UNLV went on to do just that, taking advantage of five Wisconsin turnovers and limiting its potent rushing attack to 58 yards in one of the program’s all-time greatest wins, a 23-5 victory that will surely give inspiration to this year’s UNLV team. The Rebels will be back at Camp Randall on Thursday for their season opener, facing similar odds — No. 11 Wisconsin is favored by 36 points and the Badgers have national title hopes after highly touted quarterback Russell Wilson transferred in from North Carolina State.
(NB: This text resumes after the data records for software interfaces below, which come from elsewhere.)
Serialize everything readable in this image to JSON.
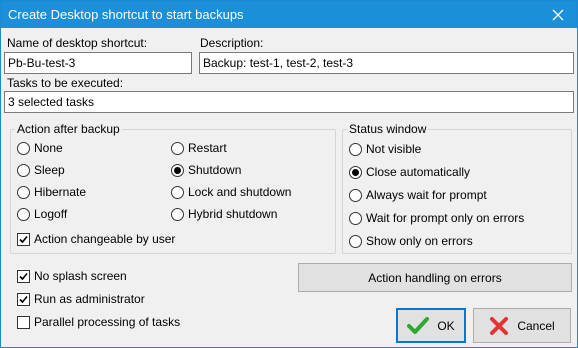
{
  "window": {
    "title": "Create Desktop shortcut to start backups"
  },
  "fields": {
    "name_label": "Name of desktop shortcut:",
    "name_value": "Pb-Bu-test-3",
    "desc_label": "Description:",
    "desc_value": "Backup: test-1, test-2, test-3",
    "tasks_label": "Tasks to be executed:",
    "tasks_value": "3 selected tasks"
  },
  "action_group": {
    "title": "Action after backup",
    "options": [
      "None",
      "Sleep",
      "Hibernate",
      "Logoff",
      "Restart",
      "Shutdown",
      "Lock and shutdown",
      "Hybrid shutdown"
    ],
    "selected": "Shutdown",
    "changeable_label": "Action changeable by user",
    "changeable_checked": true
  },
  "status_group": {
    "title": "Status window",
    "options": [
      "Not visible",
      "Close automatically",
      "Always wait for prompt",
      "Wait for prompt only on errors",
      "Show only on errors"
    ],
    "selected": "Close automatically"
  },
  "checks": {
    "no_splash": "No splash screen",
    "no_splash_checked": true,
    "run_admin": "Run as administrator",
    "run_admin_checked": true,
    "parallel": "Parallel processing of tasks",
    "parallel_checked": false
  },
  "buttons": {
    "error_handling": "Action handling on errors",
    "ok": "OK",
    "cancel": "Cancel"
  },
  "colors": {
    "titlebar": "#1b8fd9",
    "ok_icon": "#2ea82e",
    "cancel_icon": "#e23434"
  }
}
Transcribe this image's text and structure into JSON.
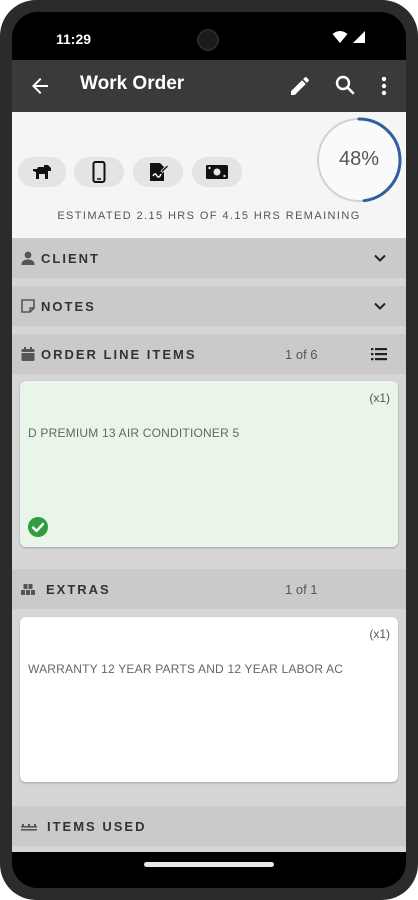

Like the 2003 game, this year’s contest will be televised by ESPN, giving the up-and-coming UNLV program a perfect platform to make a national splash.
“The whole world was shocked with what we came in and did,” said running back Dominique Dorsey, who rushed 26 times for 100 yards in relief of injured Larry Croom, who eventually played in the NFL. “We weren’t expected to do much and we didn’t go in with high expectations. But, with the talent we had, there was no denying we could play with any team in the country.”
UNLV had given up 47 points in losing by 22 to Kansas the previous week and Wisconsin running back Anthony Davis (who led the nation in rushing the previous year) had rushed for 414 yards in the Badgers’ initial two games. But the Heisman hopeful Davis left with an ankle injury in the first half after only rushing twice for 11 yards, and the Rebel defense limited Wisconsin star receiver Lee Evans to two catches for 58 yards.
It was No. 14 Wisconsin’s first loss at home since 1959 when being ranked in the top 15.
“We, of course, were big underdogs and they were expected to be very good,” Robinson said. “But they didn’t play like that. They kept fumbling and we played a very aggressive game.”
In addition to forcing five turnovers, the UNLV defensive line was unstoppable all afternoon in recording eight sacks. Safety Jamaal Brimmer had one of the best single games in program history, returning a fumble 55 yards for a touchdown, grabbing two interceptions and breaking into the backfield for two sacks.
Wisconsin only trailed 16-5 at halftime, but Brimmer intercepted a Jim Sorgi pass early in the third quarter and returned it to the Wisconsin 24-yard line. UNLV scored a few plays later for an 18-point advantage.
As the day grew longer and Wisconsin mistakes continued to mount, the mood at Camp Randall went from traditionally festive to somber. It was Wisconsin’s first loss of the season, meaning the dream of a national championship was over. And ended by UNLV, of all teams.
“Coach Robinson told us that once it starts getting crazy and loud to just pretend they were cheering for us because we had the same colors,” Bell said.
Midway through the fourth quarter, and with the outcome virtually certain, Wisconsin fans started exiting the stadium.
“It’s a real sick feeling seeing your fans walk out with eight, nine minutes left,” Wisconsin safety Jim Leonhard said at the time. “But I probably would have, too.”
In the first quarter, Wisconsin fumbled on the UNLV 6-yard line when it was driving to score. The rest of the day didn’t go much better for the Badgers as they were limited to 187 total yards and failed to score a touchdown at home for the first time since 1995. It was perfect storm of sorts to give UNLV the unthinkable win.
The current UNLV team will need a similar fate to duplicate the upset. Wisconsin, widely considered the Big Ten’s best team, views UNLV as a warm-up of sorts for what could be a memorable season.
Just don’t ask Bell, whose younger brother, B.J. Bell, is a senior defensive lineman on this year’s Rebel team, to buy into the hype. He’s telling his brother to believe that anything is possible — just like in 2003. UNLV’s victory was the last time Wisconsin has dropped a nonleague game at Camp Randall, a streak of 28 straight wins.
Oh, the possibilities.
“We took over the stadium that day,” Zach Bell said. “If we would have played that game 100 times, we would have won every one of them.”